For those whose livelihoods rely on public gatherings, the strict regulations are going to hurt - and in many cases, have started to hurt already.
Financial adviser Senamile Simayi's Fridays usually include pre-drinks at a friend's place before the group goes out clubbing.
It's their weekly ritual. But everything is about to change.
“Friday's are destress days. We use them to catch up over drinks and then go to groove for the vibes,” said Simayi.
The national state of disaster declared by President Cyril Ramaphosa on Sunday to combat Covid-19 — and subsequent measures announced in the wake of that decision — means that this isn't likely to be happening for some time.
Simayi and her mates will stay indoors, sipping on cocktails and binge-watching Netflix.
“It's not the same. Get-togethers indoors are fun, but going out is amazing. You get to dance, meet people and feed off their energies. The music hits differently in a club,” she said.
But for those whose livelihoods rely on public gatherings, the strict regulations are going to hurt — and in many cases, have started to hurt already.

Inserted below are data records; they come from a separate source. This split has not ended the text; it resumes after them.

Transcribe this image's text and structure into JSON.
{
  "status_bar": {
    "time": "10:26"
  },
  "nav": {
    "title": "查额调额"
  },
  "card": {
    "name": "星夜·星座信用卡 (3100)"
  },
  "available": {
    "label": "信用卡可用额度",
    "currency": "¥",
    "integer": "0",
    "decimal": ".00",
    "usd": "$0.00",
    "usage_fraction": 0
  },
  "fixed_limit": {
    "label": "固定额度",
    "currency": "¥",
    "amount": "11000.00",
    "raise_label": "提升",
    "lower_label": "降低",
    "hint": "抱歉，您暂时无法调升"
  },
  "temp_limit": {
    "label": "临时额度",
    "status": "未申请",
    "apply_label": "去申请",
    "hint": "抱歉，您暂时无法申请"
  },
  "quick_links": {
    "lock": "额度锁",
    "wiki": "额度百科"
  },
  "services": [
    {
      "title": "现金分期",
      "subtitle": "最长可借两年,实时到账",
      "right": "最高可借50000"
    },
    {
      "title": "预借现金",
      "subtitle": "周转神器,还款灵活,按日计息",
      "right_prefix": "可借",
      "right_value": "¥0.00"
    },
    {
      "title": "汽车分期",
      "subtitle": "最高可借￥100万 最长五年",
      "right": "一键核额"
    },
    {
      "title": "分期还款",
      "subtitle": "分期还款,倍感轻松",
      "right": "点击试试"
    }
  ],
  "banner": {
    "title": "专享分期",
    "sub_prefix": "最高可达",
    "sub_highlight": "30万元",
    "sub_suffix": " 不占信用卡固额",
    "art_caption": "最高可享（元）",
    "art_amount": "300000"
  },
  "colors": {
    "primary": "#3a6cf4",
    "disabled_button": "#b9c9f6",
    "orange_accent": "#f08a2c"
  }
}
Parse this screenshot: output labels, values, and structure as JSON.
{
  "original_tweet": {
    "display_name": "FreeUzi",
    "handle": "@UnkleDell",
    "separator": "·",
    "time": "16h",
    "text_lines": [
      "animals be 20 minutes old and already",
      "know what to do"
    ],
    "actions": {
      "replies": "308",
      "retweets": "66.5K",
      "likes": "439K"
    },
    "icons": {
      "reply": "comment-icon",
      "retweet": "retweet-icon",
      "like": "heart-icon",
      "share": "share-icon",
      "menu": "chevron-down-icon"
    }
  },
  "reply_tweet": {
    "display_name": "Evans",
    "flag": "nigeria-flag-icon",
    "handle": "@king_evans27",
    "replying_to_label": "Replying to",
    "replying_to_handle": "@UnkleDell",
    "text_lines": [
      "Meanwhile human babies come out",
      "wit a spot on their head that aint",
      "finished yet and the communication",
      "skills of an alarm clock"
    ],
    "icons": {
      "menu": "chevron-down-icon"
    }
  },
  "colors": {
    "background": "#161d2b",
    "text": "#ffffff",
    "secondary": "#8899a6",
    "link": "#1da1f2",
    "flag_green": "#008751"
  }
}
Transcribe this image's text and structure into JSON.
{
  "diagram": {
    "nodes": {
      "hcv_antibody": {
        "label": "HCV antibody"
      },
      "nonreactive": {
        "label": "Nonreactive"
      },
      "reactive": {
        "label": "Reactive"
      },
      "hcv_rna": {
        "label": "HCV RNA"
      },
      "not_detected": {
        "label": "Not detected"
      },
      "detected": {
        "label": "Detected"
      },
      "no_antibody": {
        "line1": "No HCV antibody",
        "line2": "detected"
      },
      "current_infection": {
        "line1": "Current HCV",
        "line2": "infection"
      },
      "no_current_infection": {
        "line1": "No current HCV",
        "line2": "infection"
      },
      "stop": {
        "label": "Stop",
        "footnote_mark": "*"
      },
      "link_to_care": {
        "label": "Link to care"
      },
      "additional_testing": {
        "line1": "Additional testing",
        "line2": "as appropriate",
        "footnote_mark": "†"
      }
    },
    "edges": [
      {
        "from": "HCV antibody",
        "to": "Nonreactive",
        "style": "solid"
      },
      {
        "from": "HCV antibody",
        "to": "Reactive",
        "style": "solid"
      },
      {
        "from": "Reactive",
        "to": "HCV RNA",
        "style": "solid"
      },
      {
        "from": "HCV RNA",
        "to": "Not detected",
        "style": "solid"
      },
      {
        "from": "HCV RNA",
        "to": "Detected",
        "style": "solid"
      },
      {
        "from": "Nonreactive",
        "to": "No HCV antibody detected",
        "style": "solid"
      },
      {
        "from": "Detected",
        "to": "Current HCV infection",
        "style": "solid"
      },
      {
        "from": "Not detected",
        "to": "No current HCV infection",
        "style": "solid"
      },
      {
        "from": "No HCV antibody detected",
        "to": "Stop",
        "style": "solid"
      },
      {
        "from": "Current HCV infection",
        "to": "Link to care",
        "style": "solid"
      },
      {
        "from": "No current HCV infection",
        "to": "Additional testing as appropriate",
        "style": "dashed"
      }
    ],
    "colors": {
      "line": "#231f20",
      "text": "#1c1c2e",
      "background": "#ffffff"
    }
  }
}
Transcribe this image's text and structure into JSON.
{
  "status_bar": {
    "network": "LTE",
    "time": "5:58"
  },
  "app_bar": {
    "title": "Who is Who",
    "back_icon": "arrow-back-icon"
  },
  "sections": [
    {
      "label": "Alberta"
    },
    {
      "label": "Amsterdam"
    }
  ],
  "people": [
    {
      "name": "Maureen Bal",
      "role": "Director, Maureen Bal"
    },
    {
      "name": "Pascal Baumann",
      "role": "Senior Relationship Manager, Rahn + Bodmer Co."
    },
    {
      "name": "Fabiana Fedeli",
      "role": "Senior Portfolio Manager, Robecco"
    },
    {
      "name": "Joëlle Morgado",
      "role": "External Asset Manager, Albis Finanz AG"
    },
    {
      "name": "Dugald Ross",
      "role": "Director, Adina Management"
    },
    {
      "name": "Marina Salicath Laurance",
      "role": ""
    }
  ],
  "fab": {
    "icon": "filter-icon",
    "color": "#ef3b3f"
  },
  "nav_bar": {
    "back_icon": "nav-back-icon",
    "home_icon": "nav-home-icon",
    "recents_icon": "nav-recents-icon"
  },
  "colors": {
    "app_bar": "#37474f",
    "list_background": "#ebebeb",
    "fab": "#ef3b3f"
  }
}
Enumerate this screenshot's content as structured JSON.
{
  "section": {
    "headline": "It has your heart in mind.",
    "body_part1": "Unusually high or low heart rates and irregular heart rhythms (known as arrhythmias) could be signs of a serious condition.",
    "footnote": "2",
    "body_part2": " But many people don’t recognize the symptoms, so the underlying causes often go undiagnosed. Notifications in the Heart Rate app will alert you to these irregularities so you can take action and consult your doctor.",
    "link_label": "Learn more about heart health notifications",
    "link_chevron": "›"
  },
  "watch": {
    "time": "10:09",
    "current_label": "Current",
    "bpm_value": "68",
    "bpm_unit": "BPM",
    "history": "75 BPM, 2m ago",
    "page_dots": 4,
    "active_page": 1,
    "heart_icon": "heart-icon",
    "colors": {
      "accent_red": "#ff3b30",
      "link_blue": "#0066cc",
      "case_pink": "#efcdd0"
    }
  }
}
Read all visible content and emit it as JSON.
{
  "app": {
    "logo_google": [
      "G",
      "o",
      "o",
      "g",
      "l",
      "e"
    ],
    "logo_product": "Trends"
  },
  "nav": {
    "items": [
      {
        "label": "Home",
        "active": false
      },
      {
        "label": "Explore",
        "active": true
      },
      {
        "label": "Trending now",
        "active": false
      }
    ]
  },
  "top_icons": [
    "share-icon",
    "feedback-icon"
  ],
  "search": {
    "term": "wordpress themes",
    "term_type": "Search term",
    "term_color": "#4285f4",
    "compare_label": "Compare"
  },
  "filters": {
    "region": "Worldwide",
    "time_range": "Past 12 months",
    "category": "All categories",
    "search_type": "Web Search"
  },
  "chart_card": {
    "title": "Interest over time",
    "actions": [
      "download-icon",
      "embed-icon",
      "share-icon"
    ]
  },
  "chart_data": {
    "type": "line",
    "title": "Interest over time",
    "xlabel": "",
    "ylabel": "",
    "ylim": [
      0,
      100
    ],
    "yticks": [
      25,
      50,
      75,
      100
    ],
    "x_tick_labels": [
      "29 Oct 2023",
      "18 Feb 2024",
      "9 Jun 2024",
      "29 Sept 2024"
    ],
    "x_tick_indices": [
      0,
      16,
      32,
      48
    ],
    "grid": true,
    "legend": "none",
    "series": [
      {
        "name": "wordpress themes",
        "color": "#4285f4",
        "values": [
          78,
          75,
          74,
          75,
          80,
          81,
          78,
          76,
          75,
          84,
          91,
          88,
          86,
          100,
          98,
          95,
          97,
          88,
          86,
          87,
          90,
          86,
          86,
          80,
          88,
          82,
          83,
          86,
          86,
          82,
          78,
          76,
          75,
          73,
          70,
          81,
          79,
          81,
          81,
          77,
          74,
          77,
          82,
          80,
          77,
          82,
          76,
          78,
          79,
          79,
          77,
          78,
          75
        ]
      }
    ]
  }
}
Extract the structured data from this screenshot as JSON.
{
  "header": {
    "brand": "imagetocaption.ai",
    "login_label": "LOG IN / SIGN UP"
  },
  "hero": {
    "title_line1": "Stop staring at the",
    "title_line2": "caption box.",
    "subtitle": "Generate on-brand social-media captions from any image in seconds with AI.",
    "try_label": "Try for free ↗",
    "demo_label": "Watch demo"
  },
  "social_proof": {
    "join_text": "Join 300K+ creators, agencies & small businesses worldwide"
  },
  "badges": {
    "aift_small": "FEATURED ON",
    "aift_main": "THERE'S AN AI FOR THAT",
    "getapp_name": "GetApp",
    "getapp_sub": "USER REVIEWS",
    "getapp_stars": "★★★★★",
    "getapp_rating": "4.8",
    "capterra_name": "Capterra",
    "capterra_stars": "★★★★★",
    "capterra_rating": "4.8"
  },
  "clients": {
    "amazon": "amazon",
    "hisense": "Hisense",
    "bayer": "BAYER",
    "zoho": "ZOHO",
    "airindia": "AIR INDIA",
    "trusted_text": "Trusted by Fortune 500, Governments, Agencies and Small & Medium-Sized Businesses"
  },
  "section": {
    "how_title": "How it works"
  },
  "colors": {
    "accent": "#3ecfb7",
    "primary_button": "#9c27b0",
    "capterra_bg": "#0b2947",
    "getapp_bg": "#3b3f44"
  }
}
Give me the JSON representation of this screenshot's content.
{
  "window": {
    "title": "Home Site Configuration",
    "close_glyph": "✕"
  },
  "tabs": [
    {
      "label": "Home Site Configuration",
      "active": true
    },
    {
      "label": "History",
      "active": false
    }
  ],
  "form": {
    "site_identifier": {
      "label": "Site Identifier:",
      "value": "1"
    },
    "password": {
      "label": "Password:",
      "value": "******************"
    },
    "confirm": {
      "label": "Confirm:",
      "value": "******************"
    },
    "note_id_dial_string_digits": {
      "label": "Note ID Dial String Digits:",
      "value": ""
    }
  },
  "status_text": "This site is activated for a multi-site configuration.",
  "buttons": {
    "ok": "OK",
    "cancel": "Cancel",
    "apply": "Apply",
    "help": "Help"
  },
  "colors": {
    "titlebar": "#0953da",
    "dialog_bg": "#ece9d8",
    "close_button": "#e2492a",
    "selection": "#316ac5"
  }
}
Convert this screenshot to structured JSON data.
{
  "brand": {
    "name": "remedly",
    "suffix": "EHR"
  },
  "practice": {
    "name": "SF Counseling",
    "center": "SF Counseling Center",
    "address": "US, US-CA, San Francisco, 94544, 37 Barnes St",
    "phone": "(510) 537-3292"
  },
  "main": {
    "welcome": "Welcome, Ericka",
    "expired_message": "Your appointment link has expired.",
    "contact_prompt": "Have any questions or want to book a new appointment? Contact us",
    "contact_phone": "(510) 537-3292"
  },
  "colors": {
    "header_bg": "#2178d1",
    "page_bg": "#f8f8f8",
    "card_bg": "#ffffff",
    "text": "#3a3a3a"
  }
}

“The effect that the pandemic has had on social spaces as a whole hits hard on creatives without a 9 to 5, who are surviving solely on the arts,” said Nomfundo Mtsweni, a Joburg-based DJ.
Mtsweni said that the cancelling of events, recalling of tickets and shifting of gigs had affected her financially. It had also taken an emotional toll.
“Especially when that is your mode of survival. How are you going to pay your rent? How are you going to keep food on the table?” asked Mstweni.
Among the measures announced were that the sale, dispensing or transportation of alcoholic beverages are prohibited between 6pm-9am from Monday to Saturday and 1pm-9am on Sundays and public holidays. These were announced in the Government Gazette, and signed by co-operative governance and traditional affairs minister Dr Nkosazana Dlamini-Zuma.
Naledi Dlulisa is an events manager in the Eastern Cape. She said that business was slow.
Her business thrives on mass gatherings, and with current measures in place, she has had to cancel events.
Tafadzwa Nyakotyo manages three social establishments in Makhanda, Eastern Cape. He said he was worried that his employees and their families would suffer if the pandemic wrought havoc for a prolonged period.
“As a manager, it pains me. Financially, it's a disaster for all businesses ... most cannot sustain a big wage bill if there is no income to sustain it,” said Nyakotyo.
While they are encouraging staff and individuals to wash their hands regularly, they have also done away with some of their late-night events to reduce the number of people visiting their establishments.
Nyakotyo said they had done away with daily promotions, DJs and any form of advertising that could entice extra patrons to their venues.
Even the big players have been affected.
The Taboo SA Group released a statement on Twitter stating that they are closing all of their venues until further notice. This includes Taboo, Onyx, Boa, Rouge and Rich Durban champagne and cigar lounge.